I continued to use a combination of Modifier to modify existing GP windows, VS Tools to create new UI and VS Tools to code it all together until GP 2013 was released.  The challenge with GP 2013 is that VBA & VS Tools UI is not supported by the new Web Client.  The VS Tools code will work, but not the UI components.  Dexterity modifications work without the need to change anything.  This got me thinking.  What is the best method that is in the best interest of our customers in the long term?  I think the answer is a hybrid approach and it all depends on what you are trying to accomplish.  So now I typically use Modifier to modify existing GP windows, Dexterity to create new UI and a combination of Dexterity and VS Tools to code it all together.  So I am sure you are asking, “I thought you said Dexterity was a bad option because it complicates upgrades?”

I recently took a 1 week training course on Dexterity with Mariano Gomez, Microsoft Dynamics MVP & VP at IntellPartners in Atlanta, GA.  His blog is here.   I felt that, as a partner, I at least ought to know the basics for coding in GP’s native language.  I am glad I did as I learned that a lot of what I thought about Dexterity is actually not true.

One main thing that I took out of the training was that the Dexterity code only needs to be re-written at upgrade time if you modify existing GP windows.  Once modified these windows become what is known as “Alternate windows”.  You probably recognize the term from GP security if you have any third party products.  So only alternate resources in GP need to be re-coded at upgrade time.  If you create new resources (windows, forms, fields, tables, etc.) in your own dictionary, then at upgrade time you can simply transfer the resources to the new dictionary version and test.

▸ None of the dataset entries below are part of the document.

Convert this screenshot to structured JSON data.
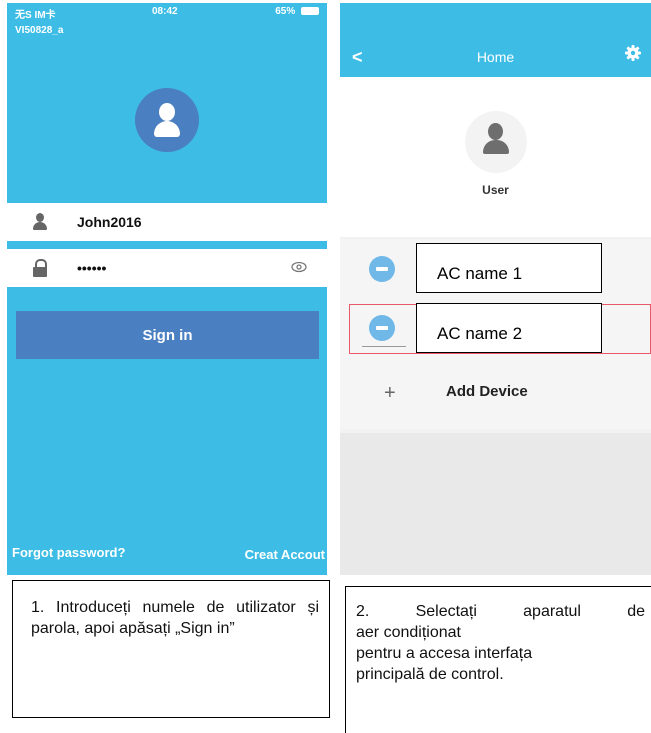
{
  "login": {
    "status": {
      "carrier": "无S IM卡",
      "time": "08:42",
      "battery": "65%"
    },
    "ssid": "VI50828_a",
    "username": "John2016",
    "password_masked": "••••••",
    "sign_in_label": "Sign in",
    "forgot_label": "Forgot password?",
    "create_label": "Creat Accout"
  },
  "home": {
    "nav_title": "Home",
    "back_glyph": "<",
    "user_label": "User",
    "devices": [
      {
        "name": "AC name 1",
        "icon": "ac-unit-icon",
        "selected": false
      },
      {
        "name": "AC name 2",
        "icon": "ac-unit-icon",
        "selected": true
      }
    ],
    "add_glyph": "+",
    "add_device_label": "Add Device"
  },
  "captions": {
    "step1": "1. Introduceți numele de utilizator și parola, apoi apăsați „Sign in”",
    "step2_lines": [
      "2. Selectați aparatul de",
      "aer condiționat",
      "pentru a accesa interfața",
      "principală de control."
    ]
  },
  "colors": {
    "accent": "#3dbde6",
    "button": "#4a7fc2",
    "highlight": "#e8596a"
  }
}
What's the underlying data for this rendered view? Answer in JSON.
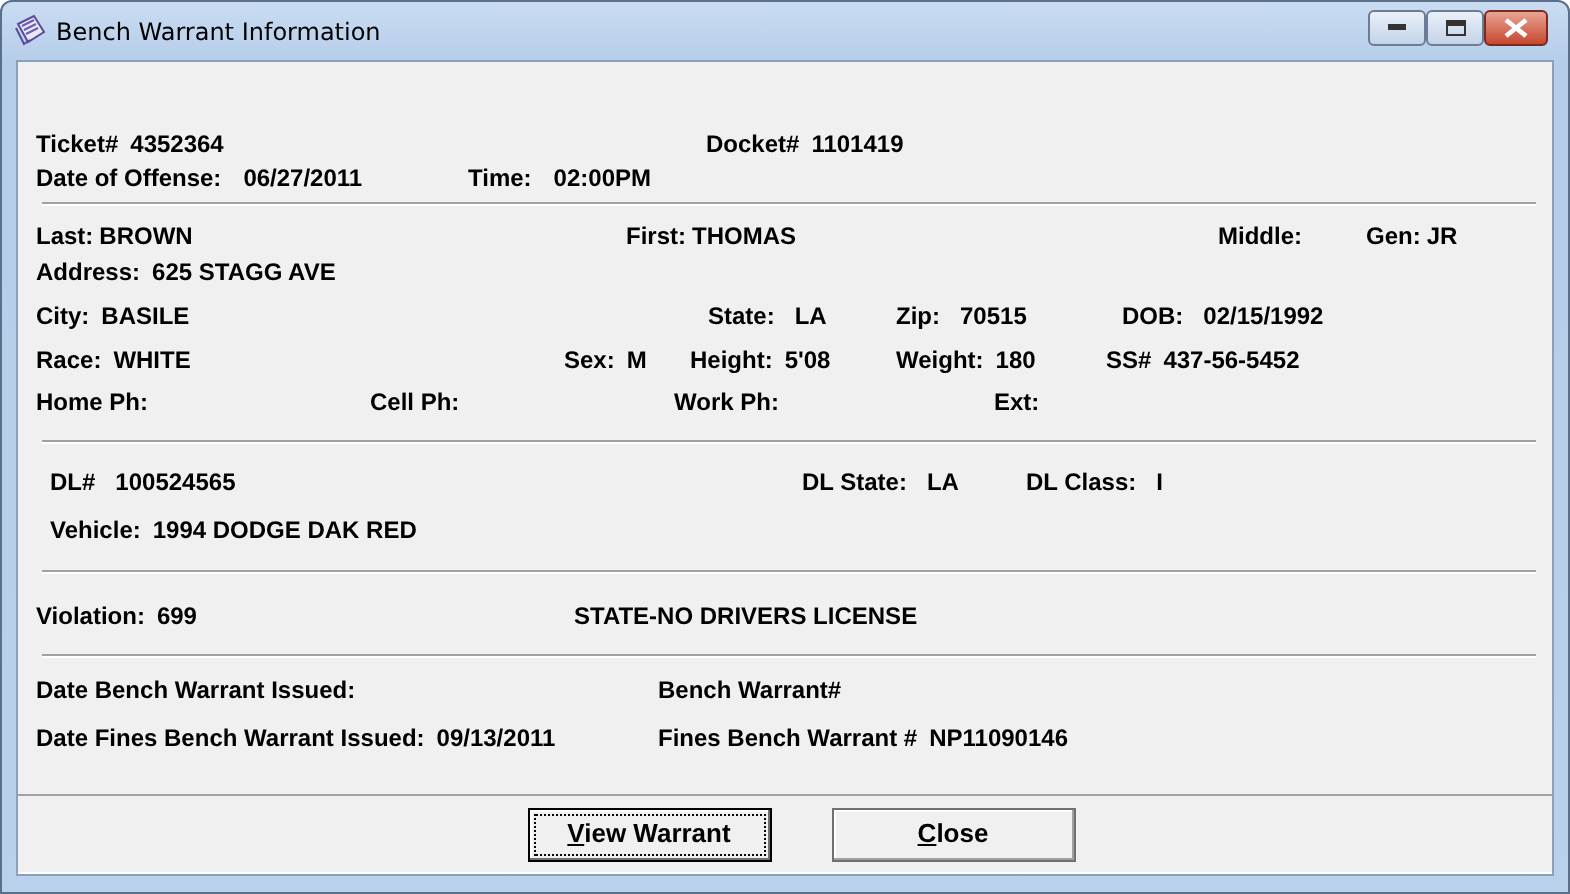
{
  "window": {
    "title": "Bench Warrant Information"
  },
  "sections": [
    {
      "rows": [
        {
          "fields": [
            {
              "label": "Ticket#",
              "value": "4352364"
            },
            {
              "label": "Docket#",
              "value": "1101419"
            }
          ]
        },
        {
          "fields": [
            {
              "label": "Date of Offense:",
              "value": "06/27/2011"
            },
            {
              "label": "Time:",
              "value": "02:00PM"
            }
          ]
        }
      ]
    },
    {
      "rows": [
        {
          "fields": [
            {
              "label": "Last:",
              "value": "BROWN"
            },
            {
              "label": "First:",
              "value": "THOMAS"
            },
            {
              "label": "Middle:"
            },
            {
              "label": "Gen:",
              "value": "JR"
            }
          ]
        },
        {
          "fields": [
            {
              "label": "Address:",
              "value": "625 STAGG AVE"
            }
          ]
        },
        {
          "fields": [
            {
              "label": "City:",
              "value": "BASILE"
            },
            {
              "label": "State:",
              "value": "LA"
            },
            {
              "label": "Zip:",
              "value": "70515"
            },
            {
              "label": "DOB:",
              "value": "02/15/1992"
            }
          ]
        },
        {
          "fields": [
            {
              "label": "Race:",
              "value": "WHITE"
            },
            {
              "label": "Sex:",
              "value": "M"
            },
            {
              "label": "Height:",
              "value": "5'08"
            },
            {
              "label": "Weight:",
              "value": "180"
            },
            {
              "label": "SS#",
              "value": "437-56-5452"
            }
          ]
        },
        {
          "fields": [
            {
              "label": "Home Ph:"
            },
            {
              "label": "Cell Ph:"
            },
            {
              "label": "Work Ph:"
            },
            {
              "label": "Ext:"
            }
          ]
        }
      ]
    },
    {
      "rows": [
        {
          "fields": [
            {
              "label": "DL#",
              "value": "100524565"
            },
            {
              "label": "DL State:",
              "value": "LA"
            },
            {
              "label": "DL Class:",
              "value": "I"
            }
          ]
        },
        {
          "fields": [
            {
              "label": "Vehicle:",
              "value": "1994 DODGE DAK RED"
            }
          ]
        }
      ]
    },
    {
      "rows": [
        {
          "fields": [
            {
              "label": "Violation:",
              "value": "699"
            },
            {
              "value": "STATE-NO DRIVERS LICENSE"
            }
          ]
        }
      ]
    },
    {
      "rows": [
        {
          "fields": [
            {
              "label": "Date Bench Warrant Issued:"
            },
            {
              "label": "Bench Warrant#"
            }
          ]
        },
        {
          "fields": [
            {
              "label": "Date Fines Bench Warrant Issued:",
              "value": "09/13/2011"
            },
            {
              "label": "Fines Bench Warrant #",
              "value": "NP11090146"
            }
          ]
        }
      ]
    }
  ],
  "buttons": [
    {
      "label": "View Warrant",
      "focused": true,
      "underline_first": true
    },
    {
      "label": "Close",
      "focused": false,
      "underline_first": true
    }
  ]
}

A second major thing that I learned at the training is that Dexterity, while a very verbose language, was developed to create business applications.  This means that there is very little code that needs to be written to implement basic database functions.  Saving a record to the database, for instance, can be done in 5 lines of code.  To do this with Visual Studio .NET using ADO or VS Tools requires up to 3 times that.  This means that once you get the syntax down, Dexterity coding is very quick.

In conclusion, VBA is dead, Dexterity for new objects, VS Tools and Modifier for existing windows.  Long live Dex!

Thanks for reading,

Darren Woodbrey

Lead Technical Consultant

Tidestone Solutions

- See more at: http://tidestonesolutions.com/dynamics/user-news/microsoft-dynamics-gp-and-dexterity/#sthash.CTUaOrkt.dpuf

2 Responses to “Microsoft Dynamics GP and Dexterity”

  1. >> I had heard of and had firsthand knowledge of disaster scenarios where the company I worked for had many Dexterity modifications which needed to be totally re-coded every time we upgraded.<<

    I am working on dexterity since 10 years and for each upgrade we never 're-code' with each upgrade.
    Yeah we need to 're-do' some of the codes and modification which were directly made on the GP window, but for code only copy paste will work, I mean you don't need to re-code your script.

  2. Great assesment Darren. And it was a very informative class with Mariano. Still absorbing it all as I work on a highly complex upgrade with 95 users, databases > 200G, from v9 to vGP2013 with dozens of modified forms with vba, and a few alternate forms.